Such capacity building will, however, require the governments to address institutional decay. As Freedom House’s annual Freedom in the World report shows, 2022 was the 16th consecutive year of global democratic decline, and Africa is no exception. Political instability, corruption, and lack of accountability can undermine even perfect policies if allowed to persist. By working with partners and using evidence-based methodologies to monitor projects, assist in implementation, and guide decision-making, African countries could bridge the gap between policy goals and outcomes.
Lastly, ensuring a fair and sustainable green transition remains the most pressing issue facing the most climate-vulnerable continent. While African countries would need 2.8 trillion dollars by 2030 to meet the emissions targets set by the 2015 Paris agreement, the continent's annual climate finance inflows currently amount to only 30 billion dollars. But governments can and must build on the momentum generated by the UN Climate Change Conference (COP27) in Egypt, which resulted in a groundbreaking decision to create a “loss and damage” fund to help developing countries mitigate the worst effects of climate change. Policymakers could mobilise such resources to invest in adaptation efforts and renewable energy.
African leaders must use this moment to accelerate the continent’s shift to a carbon-neutral economy. In what is sure to be a pivotal year for climate-change action, Africa can and must make significant progress toward an equitable, sustainable and resilient future.
PUBLISHED ON Jan 21,2023 [ VOL 23 , NO 1186]
Exclusive Interviews | Nov 06,2021
Commentaries | Dec 11,2020
Viewpoints | Jun 26,2021
Commentaries | Aug 24,2019
Commentaries | Feb 12,2022
Commentaries | Oct 16,2021
Viewpoints | Jun 22,2019
Agenda | Dec 07,2019
Commentaries | Apr 04,2020
Commentaries | Jan 07,2023
Photo Gallery | 64475 Views | May 06,2019
Photo Gallery | 56330 Views | Apr 26,2019
Fortune News | 51090 Views | Jul 18,2020
Fortune News | 50698 Views | Sep 01,2021
Commentaries | Feb 04,2023
Life Matters | Feb 04,2023
My Opinion | Feb 04,2023
Sunday with Eden | Feb 04,2023
Agenda | Feb 04,2023
Editorial | Feb 04,2023
Dec 24 , 2022
Biniam Mikru heads the department of cabinet affairs under Mayor Adanech Abiebie. But...
Jul 2 , 2022 . By RUTH TAYE
On a rainy afternoon last week, a coffee processing facility in the capital's Akaki-Qality District was abuzz with activ...
Nov 27 , 2021
Against my will, I have witnessed the most terrible defeat of reason and the most sa...
Nov 13 , 2021
Plans and reality do not always gel. They rarely do in a fast-moving world. Every act...
Leaders of the National Election Board are in a charm offensive mood, of a sort. Last week, they organised a rare tour for members of the me...

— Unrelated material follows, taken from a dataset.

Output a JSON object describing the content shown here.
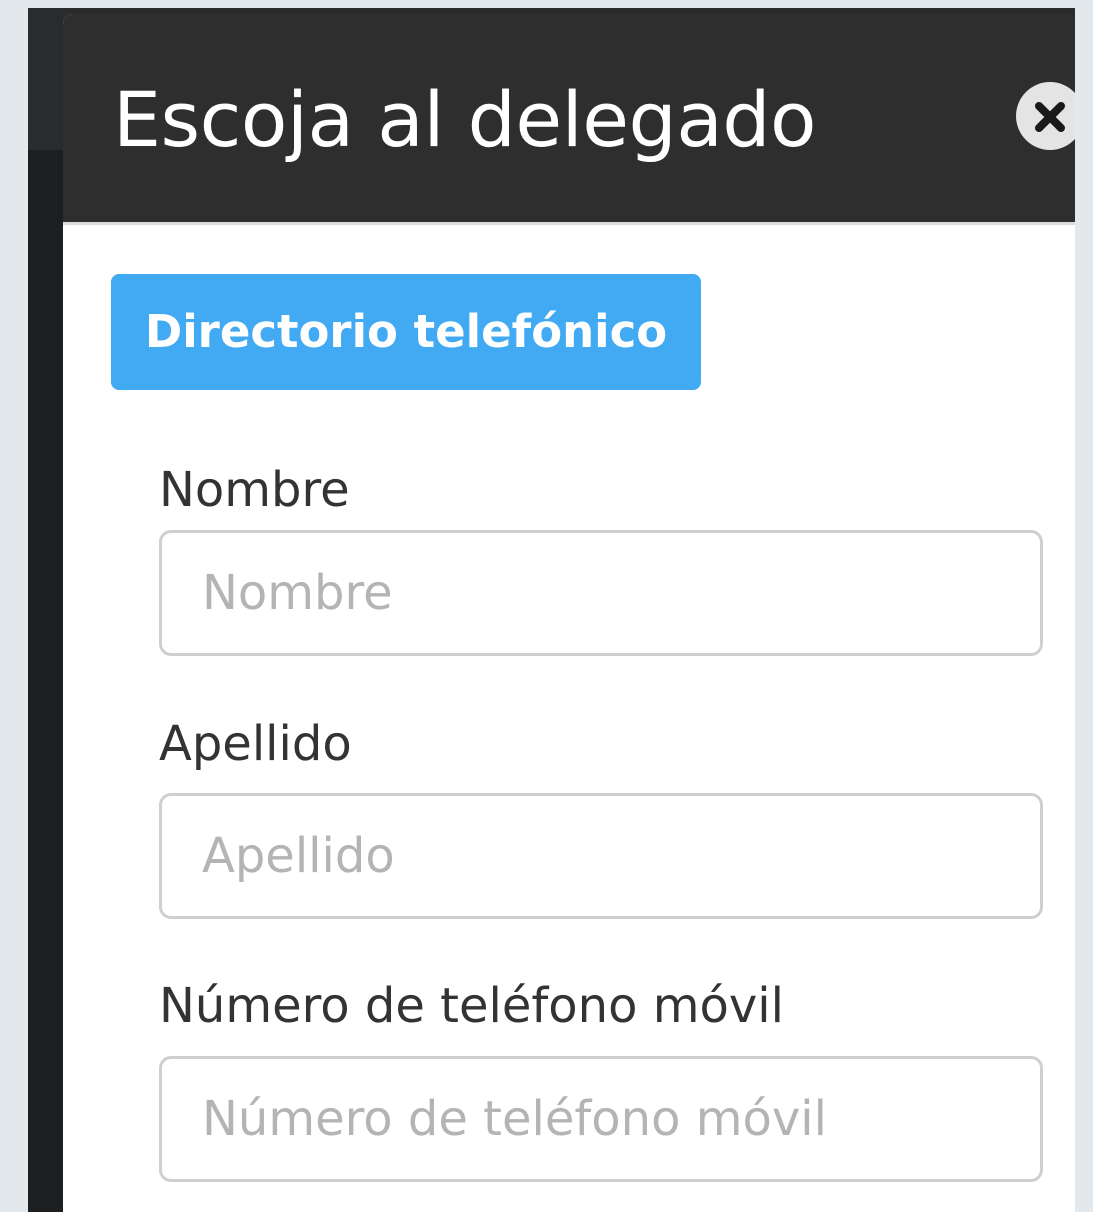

When the country's most senior diplomats and envoys return back to their posts after two-week debriefings, they leave behind a point or two...
Feb 4 , 2023
Rene Lefort is a French journalist with a keen interest in Ethiopia, spanning over ha...
Jan 28 , 2023
It is not common to see an appointment for a senior federal government office stir de...
Jan 21 , 2023
Eyob Tekalign, state minister for Finance, took to social media platforms last week t...
Jan 14 , 2023
The longing for normalcy and a semblance of individual and collective security in Eth...
Folks awed by the devastating national exam results have ignored the massive crisis that engulf the academic sector for nearly half a centur...
Inspired by the stories of business people who started small, I have been on the quest to decode the custom-made recipe of wealth for th...
Feb 4 , 2023
Officials are toiling to radically overhaul the education system after experiencing a...
Feb 4 , 2023 . By MUNIR SHEMSU
The auto market foresees changes as a draft proclamation of excise tax on imported ve...
A ship carrying half a million quintals of urea arrived at the Djibouti ports last w...
Feb 4 , 2023 . By BERSABEH GEBRE
For thousands of Hibret Bank's shareholders who congregated at the Inter-luxury Hotel...
Or see contact page